protected is just a more complicated way of declaring something public!

share|improve this answer
    
More like a way of making it possible to be declared public, I'd say. –  David Thornley Jan 19 '10 at 16:16

In C++ even private modifier doesn't guarantees encapsulation. No one can stop you from shooting yourself in your foot.

Herb Sutter in his article "Uses and Abuses of Access Rights" demostrates different ways how you can "break encapsulation".

Here funny example from Herb's article.

Evil macro magic

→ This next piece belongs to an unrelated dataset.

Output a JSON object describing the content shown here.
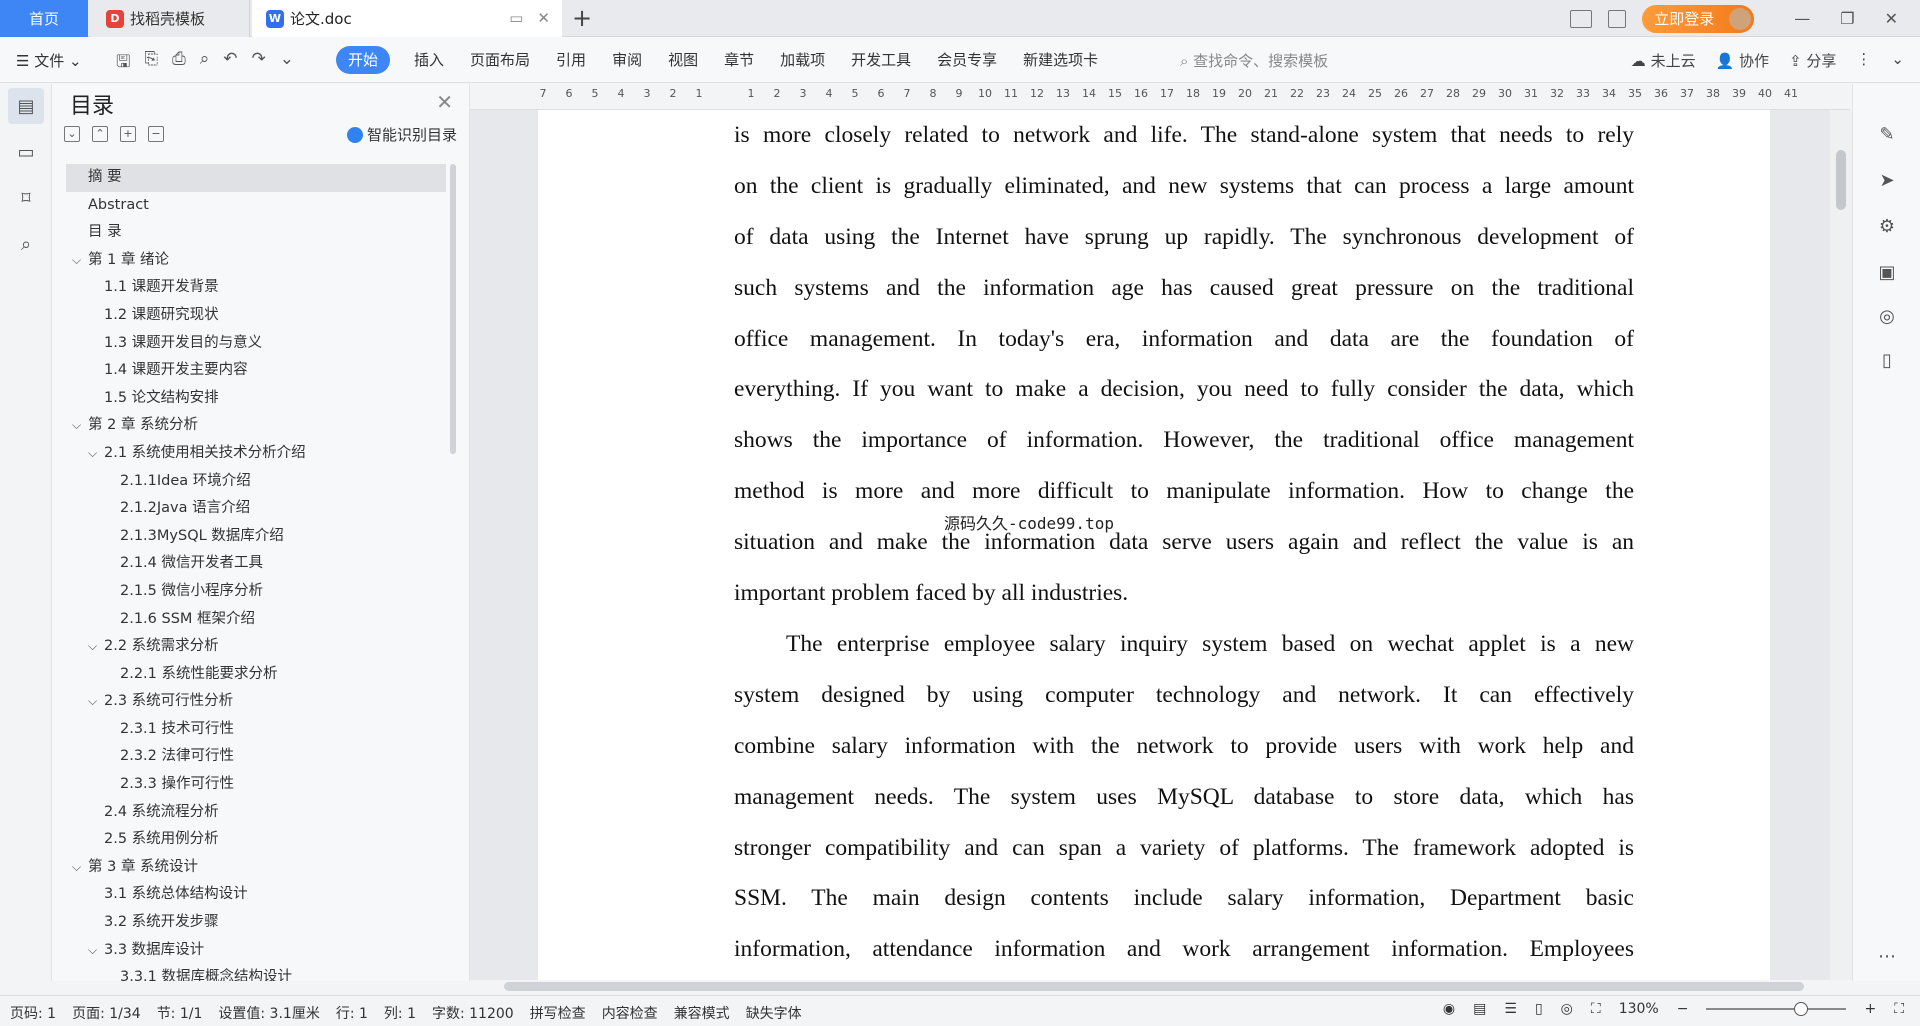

#define protected public // illegal
#include "X.h"
//...
X y1;
y1.protectedFunction();
share|improve this answer
    
That's undefined behavior, partly because it breaks the one definition rule. Even if redefining "protected" was legal, you couldn't count on class members being in the same order. –  David Thornley Jan 19 '10 at 18:51
    
Yes, I know about undefined behavior. I want to show that THIS is trick, that "break encapsulatino", but wrapping protected fuction is not. –  Sergey Teplyakov Jan 19 '10 at 20:17

No, I don't really see the problem.

Instead of using, you could have done this:

class X
{
protected:
    void protectedFunction() { cout << "i am protected" ; }
};

class Y : public X
{
public:
    void protectedFunction() { X::protectedFunction(); }
};

Any class can take any member that is visible to it, and decide to expose it publicly. It may be bad class design to do so, but it is certainly not a flaw in the language. The entire point in private or protected members is that the class itself must decide who should get access to the member. And if the class decides "I'm going to give the whole world access", then that is how the class is designed.

If we follow your logic through, then getter and setters violate encapsulation too. And sometimes they do. But not because the language is broken. Simply because you're choosing to design broken classes.

By making a member protected, you give derived classes the freedom to do anyting they like with the member. They can see it, so they can modify it, or expose it publicly. You chose to make this possible when you made the member protected. If you didn't want that, you should've made it private.

share|improve this answer

Personally I think this question should be answered as more of a design question rather than a technology question.

I would ask, "What was the point of the protected method in the first place?" Was it a method that only subclasses should call, or is it a method that subclasses should override? However, it may be a method that is not expect in a generic base class, but maybe expected in a subclass. To the client of the base class they never knew about that protected method. The creator of the subclass chose to expand the contract and now that protected method is public. The question really should be not does C++ allow it, but is it right for you class, contract and future maintainers. Sure it might be a bad smell, but really you need to make it right for the use case involved.

If you do make the protected method public then make sure you properly provide internal documentation for the maintainer explaining the rationale of why this particular decision is made.

In general though, for safety sake as a previous contributor mentioned, you probably want to use a delegate function (with a different name) in the subclass. So instead of "get(int)" you might have "getAtIndex(int)" or something. This allows you to more easily refactor/protect/abstract/document that in the future.

share|improve this answer

Your Answer

 
discard

By posting your answer, you agree to the privacy policy and terms of service.

Not the answer you're looking for? Browse other questions tagged or ask your own question.